“What scares you most is what you need to do the most.”
“Have you ever heard of Yes Theory?”, the girl sitting across the table at a café in Tbilisi, Georgia, asked me. “You’d love it.”
No, I had not. What the hell is a Yes Theory? Saying Yes to everything?
Well, turns out it’s a YouTube channel, made by a few guys who embrace discomfort and try to get the best out of themselves, everyone around them, and total strangers.
I fucking love these guys. And I just watch their videos. I want to be friends with them, spend time with them, live with them, hell, I might even turn homosexual for them. They’re that awesome.
They bring people together by throwing a party in the most boring town in America, take their Tinder date to Venice (Italy, not LA, you fool), travel to Tuvalu in order to see what the least visited country in the world is like and do plenty more great things. Essentially, they’re creating wonderful experience by believing that people are, at their core, good and trustworthy. And they challenge strangers to do the same.
If you haven’t seen any of their videos, go check them out. It’s heartwarming, and sometimes I do have to suppress a tear of joy at the end.
But that’s not what I’m here to talk about.
Let’s talk about being scared.
Today, laying in bed hungover, I watched a Yes Theory video about a guy taking over as their CEO for 48 hours:
In order to promote their clothing line “Seek Discomfort” (which I find very cool, because having it printed on your sweater constantly reminds you to get out of your comfort zone), they’re looking for a new Marketing stunt. So they put up street art in the shape of two posters.
The posters are white, and have two prompts written on them.
This is what scares me the most.
This is what I’m going to do about it.
Next thing you know, people gather around the posters and actually write down their fears.
“I’m afraid of the ocean”, one guy says. “It’s so deep, and there’s so many things in there.”
“And what can you do about it?”
“Well, I guess the ocean is around the corner, so I could just jump in.”
Being scared is human. We’re all scared of things, whether it is rational or not: spiders, the future, heights, manual cars, being alone, the list is endless.

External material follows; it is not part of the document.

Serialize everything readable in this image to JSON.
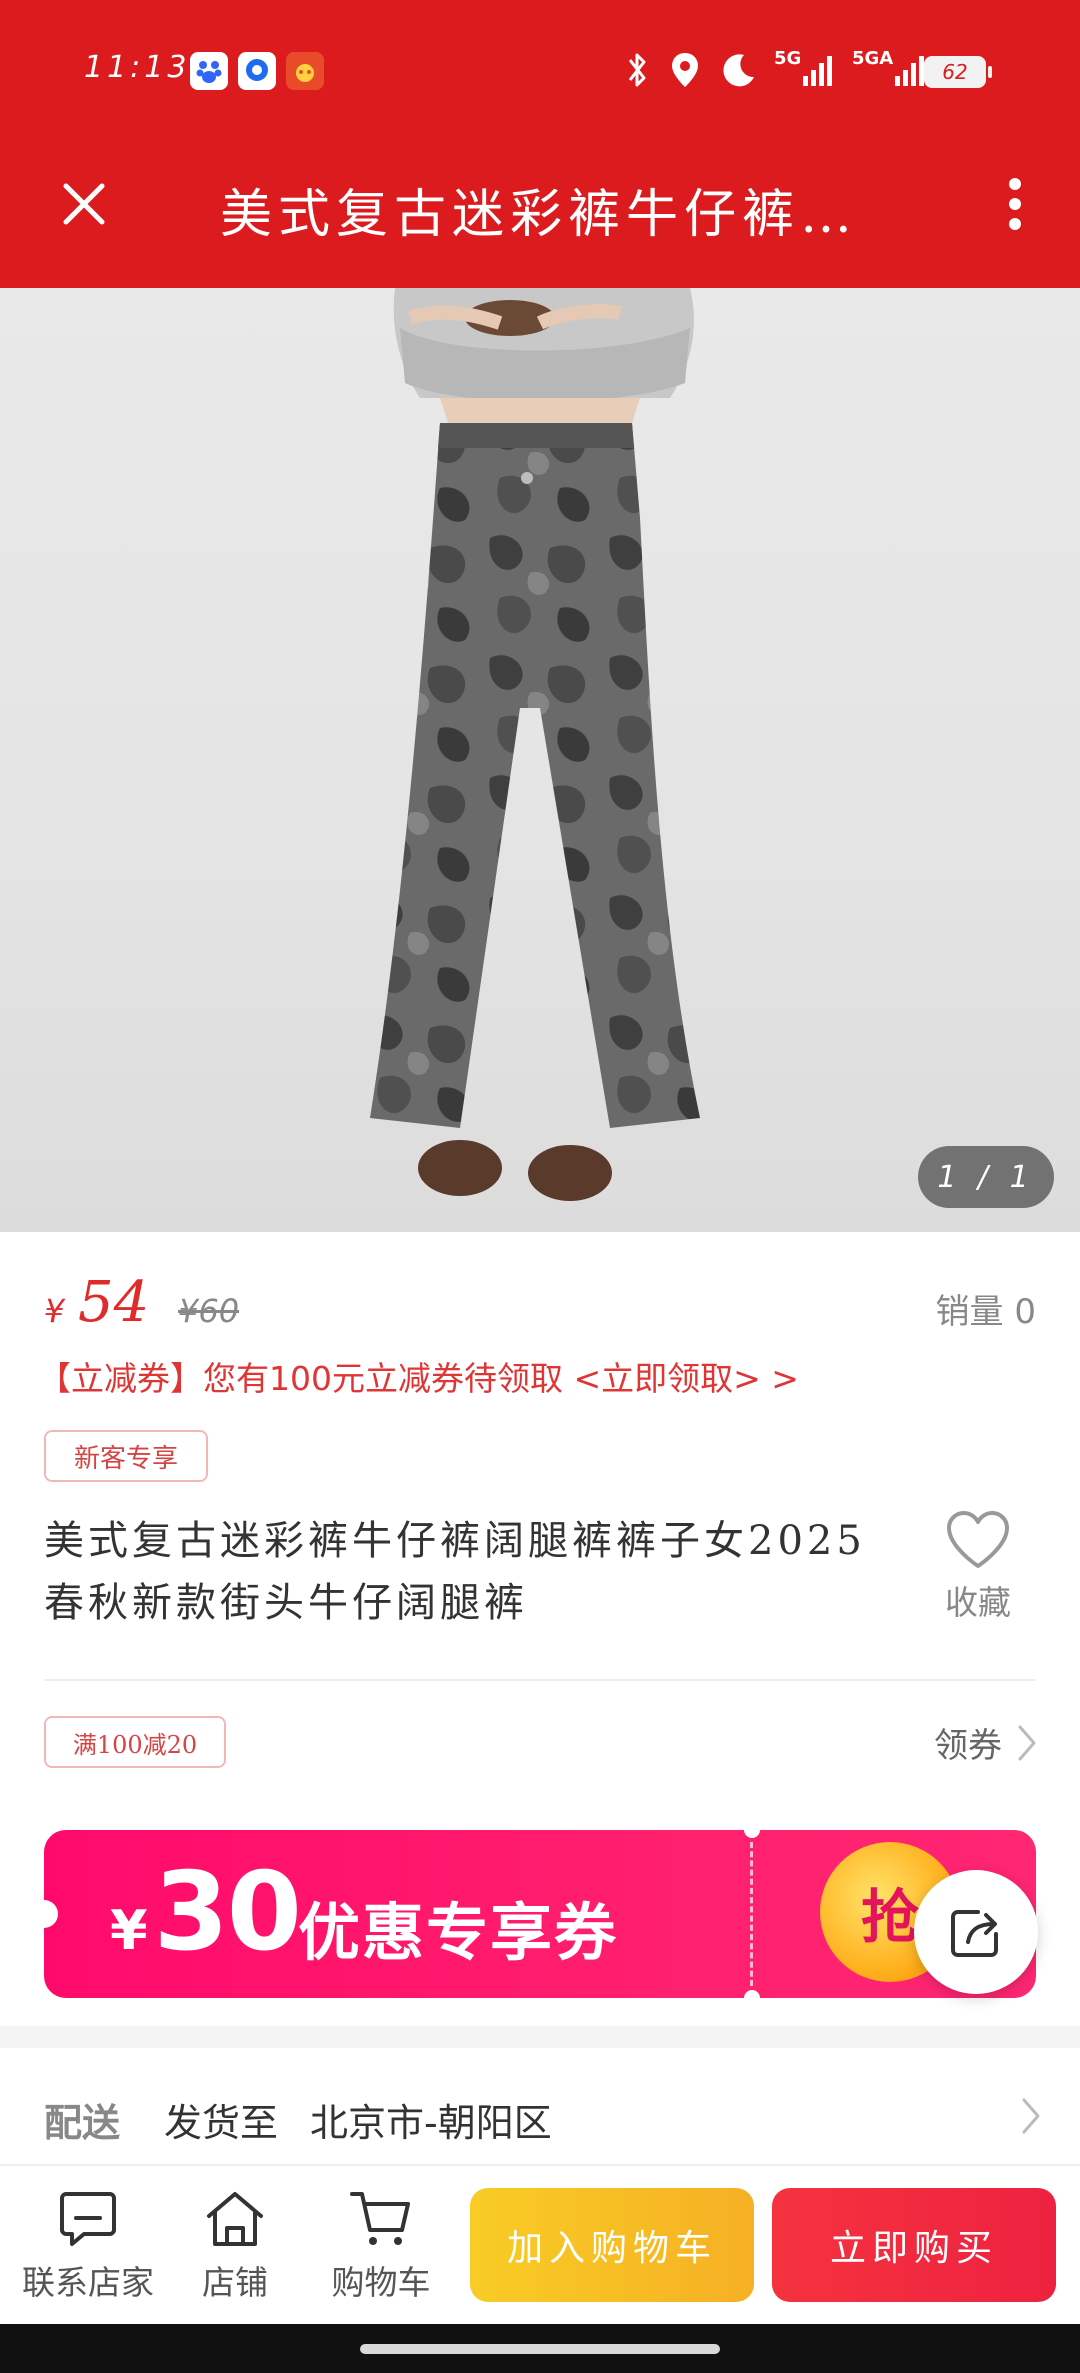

But we never talk about it.
Being scared is “weak”. It makes you vulnerable. If other people know your fears, they can play with them.
Or they can help you overcome them.
I am, among many things, afraid as shit of heights. Jumping off a 5 meter board into a swimming pool is one of the most dreadful experiences I could imagine. Gives me shivers even typing it out.
I talked to my friends about it. And, as good friends would do, they got me into the most uncomfortable situation possible — they got me a voucher to go sky diving.
Well, shit. Now I have to, don’t I?
I’m scared as hell. Which shows me that I really need to go sky diving. It will be a freeing and wonderful experience.
“What scares you the most is what you need to do the most.”
(Disclaimer: I haven’t done it yet because I’m full of excuses: I was injured, the weather was bad, the kind of stuff you come up with when you really really really don’t want to do something).
My friends didn’t abuse my fear of heights. Instead, the gave me a tool to overcome my fear.
That’s what happens when you make yourself vulnerable: people will help you become a better version of yourself.
Sharing vulnerability is one of the most beautiful things you can do. In the video, you can see the emotions that come up in all people expressing their fears. Writing them out, talking about them, makes everything so much easier.
I’m afraid of the future. I’m afraid to be alone. I’m afraid of heights.
And here’s what I’m going to do about it:
I will become the best version of myself, according to my main values honesty, integrity and respect. I will surround myself with wonderful people, who want to make the world a better place. And I will redeem that god damn voucher and go sky diving.
Now it’s your turn:
What are you scared of the most?
And what are you going to do about it?
Send me your answers per email to hello at dominiknitsch dot com. I’ll send you a reminder in 6 months and try to keep you accountable.
… and while you’re at it, you can also subscribe to my newsletter. ;)